In April, Thailand’s antiquated film censorship laws met concerted opposition after government officials demanded cuts to director Apichatpong Weerasathakul’s latest feature, Syndromes and a Century, or Saeng Satawat. Calling it a matter of “basic human rights and the dignity of human beings under a democratic society,” Apichatpong launched the Free Thai Cinema movement to petition the government to stop trimming or banning films and instead simply rate them for audience age levels, now standard practice in other countries. Protestors also called for the new constitution to list film among the other mass media already guaranteed freedom of expression. Some 6,000 supporters signed the movement’s online petition by mid-July.

Another bout of protests arose in July when the Thai Film Directors’ Association and Thai Film Foundation contested a newly unveiled film bill that fell short of longstanding demands for the liberalization of existing procedures.

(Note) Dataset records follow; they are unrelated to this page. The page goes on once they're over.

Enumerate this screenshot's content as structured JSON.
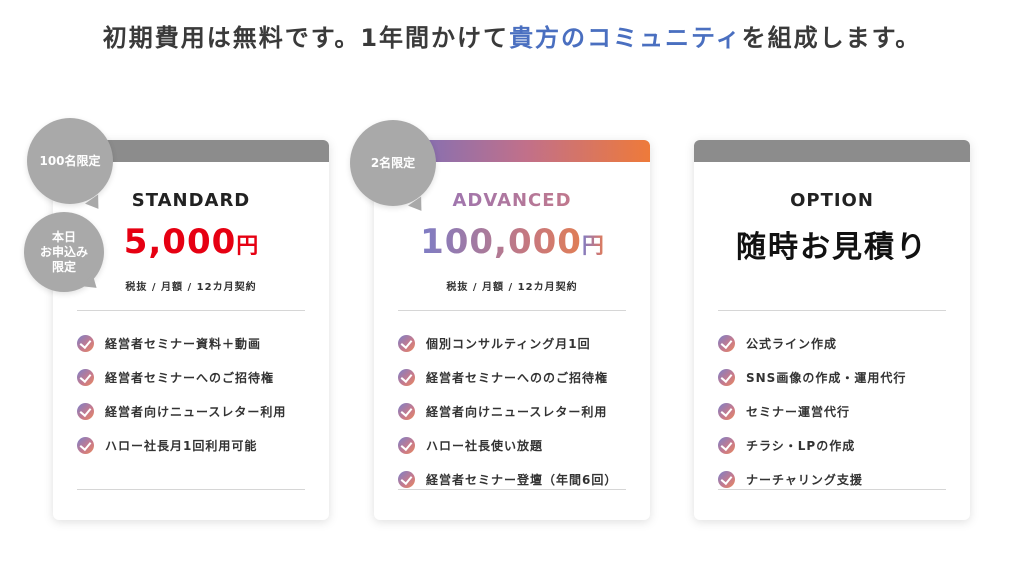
{
  "headline": {
    "prefix": "初期費用は無料です。1年間かけて",
    "accent": "貴方のコミュニティ",
    "suffix": "を組成します。",
    "accent_color": "#4a6fc0"
  },
  "badges": {
    "standard_limit": "100名限定",
    "standard_today": "本日\nお申込み\n限定",
    "advanced_limit": "2名限定"
  },
  "plans": [
    {
      "name": "STANDARD",
      "price": "5,000",
      "unit": "円",
      "terms": "税抜 / 月額 / 12カ月契約",
      "features": [
        "経営者セミナー資料＋動画",
        "経営者セミナーへのご招待権",
        "経営者向けニュースレター利用",
        "ハロー社長月1回利用可能"
      ]
    },
    {
      "name": "ADVANCED",
      "price": "100,000",
      "unit": "円",
      "terms": "税抜 / 月額 / 12カ月契約",
      "features": [
        "個別コンサルティング月1回",
        "経営者セミナーへののご招待権",
        "経営者向けニュースレター利用",
        "ハロー社長使い放題",
        "経営者セミナー登壇（年間6回）"
      ]
    },
    {
      "name": "OPTION",
      "price": "随時お見積り",
      "features": [
        "公式ライン作成",
        "SNS画像の作成・運用代行",
        "セミナー運営代行",
        "チラシ・LPの作成",
        "ナーチャリング支援"
      ]
    }
  ],
  "icons": {
    "feature_bullet": "check-circle-icon"
  },
  "colors": {
    "standard_price": "#e60012",
    "standard_bar": "#8c8c8c",
    "advanced_gradient_start": "#6b6fc4",
    "advanced_gradient_end": "#ee7a3a",
    "badge": "#a9a9a9"
  }
}
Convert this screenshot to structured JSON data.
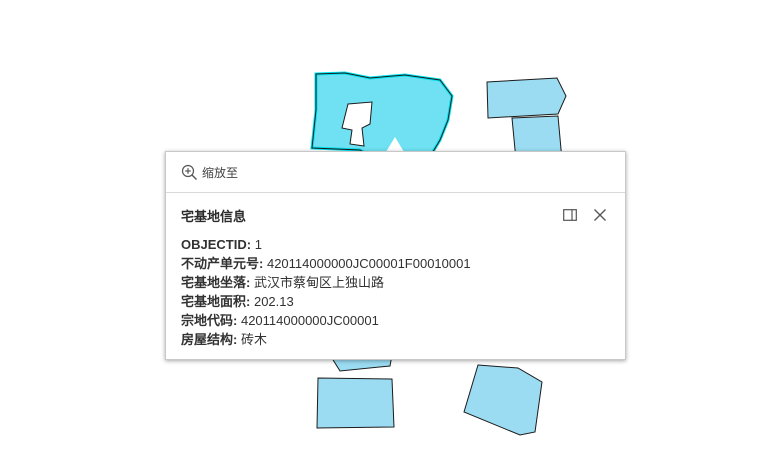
{
  "popup": {
    "zoom_action_label": "缩放至",
    "title": "宅基地信息",
    "icons": {
      "zoom": "zoom-in-icon",
      "dock": "dock-icon",
      "close": "close-icon"
    },
    "fields": [
      {
        "label": "OBJECTID:",
        "value": "1"
      },
      {
        "label": "不动产单元号:",
        "value": "420114000000JC00001F00010001"
      },
      {
        "label": "宅基地坐落:",
        "value": "武汉市蔡甸区上独山路"
      },
      {
        "label": "宅基地面积:",
        "value": "202.13"
      },
      {
        "label": "宗地代码:",
        "value": "420114000000JC00001"
      },
      {
        "label": "房屋结构:",
        "value": "砖木"
      }
    ]
  },
  "colors": {
    "parcel_fill": "#9bdcf2",
    "selected_fill": "#6fe1f2",
    "selected_outline": "#00e3f0",
    "outline": "#1b1b1b"
  }
}
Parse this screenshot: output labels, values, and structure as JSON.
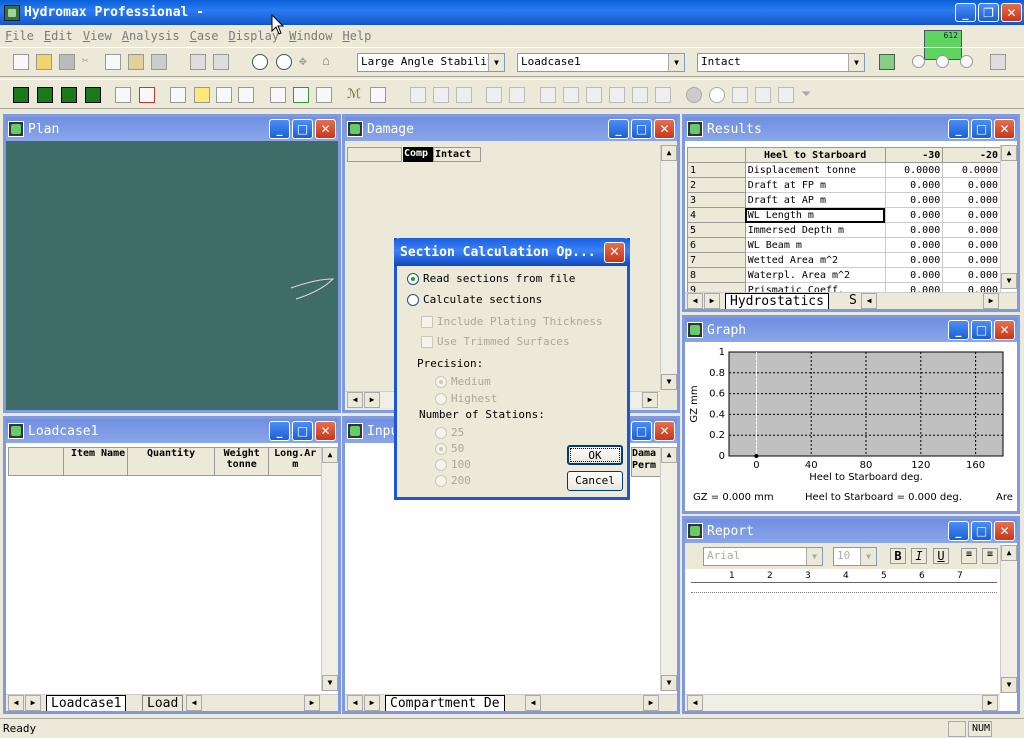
{
  "app": {
    "title": "Hydromax Professional -",
    "status": "Ready",
    "num": "NUM"
  },
  "menu": [
    "File",
    "Edit",
    "View",
    "Analysis",
    "Case",
    "Display",
    "Window",
    "Help"
  ],
  "toolbar": {
    "analysis_type": "Large Angle Stability",
    "loadcase": "Loadcase1",
    "condition": "Intact",
    "counter": "612"
  },
  "plan": {
    "title": "Plan"
  },
  "damage": {
    "title": "Damage",
    "col1": "Comp",
    "col2": "Intact"
  },
  "results": {
    "title": "Results",
    "headers": [
      "Heel to Starboard",
      "-30",
      "-20"
    ],
    "rows": [
      {
        "n": "1",
        "label": "Displacement tonne",
        "a": "0.0000",
        "b": "0.0000"
      },
      {
        "n": "2",
        "label": "Draft at FP m",
        "a": "0.000",
        "b": "0.000"
      },
      {
        "n": "3",
        "label": "Draft at AP m",
        "a": "0.000",
        "b": "0.000"
      },
      {
        "n": "4",
        "label": "WL Length m",
        "a": "0.000",
        "b": "0.000"
      },
      {
        "n": "5",
        "label": "Immersed Depth m",
        "a": "0.000",
        "b": "0.000"
      },
      {
        "n": "6",
        "label": "WL Beam m",
        "a": "0.000",
        "b": "0.000"
      },
      {
        "n": "7",
        "label": "Wetted Area m^2",
        "a": "0.000",
        "b": "0.000"
      },
      {
        "n": "8",
        "label": "Waterpl. Area m^2",
        "a": "0.000",
        "b": "0.000"
      },
      {
        "n": "9",
        "label": "Prismatic Coeff.",
        "a": "0.000",
        "b": "0.000"
      }
    ],
    "tab": "Hydrostatics",
    "tab2": "S"
  },
  "graph": {
    "title": "Graph",
    "readout_gz": "GZ =  0.000 mm",
    "readout_heel": "Heel to Starboard =  0.000  deg.",
    "readout_area": "Are"
  },
  "chart_data": {
    "type": "line",
    "xlabel": "Heel to Starboard  deg.",
    "ylabel": "GZ  mm",
    "xlim": [
      -20,
      180
    ],
    "ylim": [
      0,
      1
    ],
    "xticks": [
      "0",
      "40",
      "80",
      "120",
      "160"
    ],
    "yticks": [
      "0",
      "0.2",
      "0.4",
      "0.6",
      "0.8",
      "1"
    ],
    "x": [
      0
    ],
    "y": [
      0
    ],
    "grid": true
  },
  "loadcase": {
    "title": "Loadcase1",
    "headers": [
      "Item Name",
      "Quantity",
      "Weight tonne",
      "Long.Ar m"
    ],
    "tab1": "Loadcase1",
    "tab2": "Load"
  },
  "input": {
    "title": "Inpu",
    "col1": "Dama Perm",
    "tab": "Compartment De"
  },
  "report": {
    "title": "Report",
    "font": "Arial",
    "size": "10",
    "ruler": [
      "1",
      "2",
      "3",
      "4",
      "5",
      "6",
      "7"
    ]
  },
  "dialog": {
    "title": "Section Calculation Op...",
    "opt_read": "Read sections from file",
    "opt_calc": "Calculate sections",
    "chk_plating": "Include Plating Thickness",
    "chk_trimmed": "Use Trimmed Surfaces",
    "precision_label": "Precision:",
    "prec_medium": "Medium",
    "prec_highest": "Highest",
    "stations_label": "Number of Stations:",
    "st": [
      "25",
      "50",
      "100",
      "200"
    ],
    "ok": "OK",
    "cancel": "Cancel"
  }
}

Under the Film Act of 1930, a Royal Thai Police Department committee invited representatives from the Culture Ministry, Religious Affairs Department, other agencies and public councils to screen movies and cut objectionable content or ban the movies outright. The new bill approved by the cabinet and forwarded for lawmakers’ approval called for a committee of 23 judges that would be dominated by government—16 bureaucrats and seven appointed “experts”—contrary to protestors’ demands that industry representatives and the public lead the panel. The bill also preserved the committee’s right to censor or prohibit films.

Other recent incidents include the decision by the Bangkok International Film Festival, organized by the Tourism Authority of Thailand, to drop a film at the request of the Iran Embassy: Persepolis, a French-Iranian animated feature about a girl growing up during the Islamic Revolution that screened at the Cannes Film Festival in France this year. And officials blocked the video sharing website YouTube when they found film clips considered in violation of the nation’s lese majeste laws. (The government has also blocked several pro-Thaksin websites, citing concerns over national security.)

Industry efforts to roll back censorship began more than a decade ago, but did not attract such wide support until police targeted Syndromes. Four scenes deemed offensive showed a Thai Buddhist monk playing a guitar, two monks playing with a toy flying saucer, a group of doctors drinking alcohol and a doctor kissing his girlfriend. Apichatpong announced he would withhold his film from release in Thailand rather than let it be censored.